Quotas work in a hierarchy.
Quota-thinking is hierarchy thinking. Aren’t we moving to a world where the dominant form of organisation is a flatter network? My presentation at Web2.0 tried to show that in a networked world, of itself, the network is gender-agnostic although in practice a networked system tends to favour women who play to their strengths of building rich relationships. How do you impose a quota in a network? Especially one that is almost completely free to join? I can see that in a hierarchical model, there are gatekeepers to the centres of power and authority and that if these are biased that leads to a bias throughout the system. So have a quota for unbiased gatekeepers and you ‘solve’ the problem (unintended consequences aside). But as hyperlinks continue to subvert hierarchy, as we come to see that the shadow-side network is as important as any bureacracy and that unintended consequence can not be brushed aside, why cling on to tools that no longer work?

In the case of the “network of networks” the suggestion that we should ensure that each network is adequately represented at the table displays a complete misunderstanding of the nature of these networks. They have no clear boundaries, very low barriers to membership and very flat structures (if they have any at all) Most of all, they are not mutually exclusive. How do you decide who’s representing what and how? Let’s take the Tuttle Club as an example (just because I know it well) Say we had 30 places at Amplified08. How would we decide who’s going or not? Well, perhaps we’d have to say, those people who aren’t members of other networks need to be prioritised because they have no other chances to get in. But are these really the people we want to be representing us? The one’s who are otherwise unconnected? So let’s go for those who have the most memberships. Ooops – memberships? What does that mean? Or how about the 30 who’ve attended the most number of friday morning meetups. Gosh darnit Lloyd, what do you mean, you don’t keep neat and orderly records of who’s attended?!? And do all of these groups have common ideas of what it means to be a member? Attendance at one meeting, 20% of meetings, contribution to online activity gaaah it’s so silly! Why get into this ridiculous conversation? There’s a solution that already works for each of the networks individually – first come, first served – I don’t get why this can’t work for the bigger group too.

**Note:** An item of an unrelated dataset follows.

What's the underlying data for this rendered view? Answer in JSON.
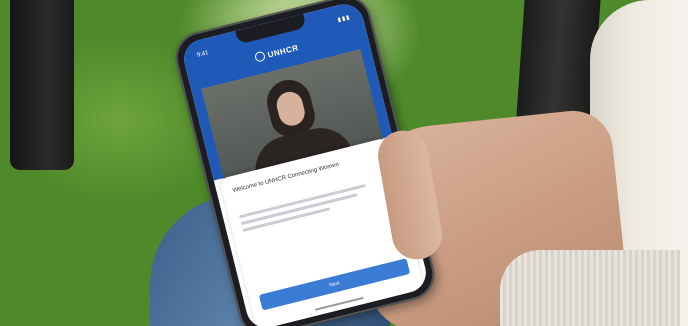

Clearly I’m a muddle-headed white, straight, middle-class, university-educated man who’s never had to deal with discrimination in any form and therefore doesn’t understand this stuff. What a good job I’ve got a blog and don’t have to depend on anyone else to decide whether my thoughts are worth publishing.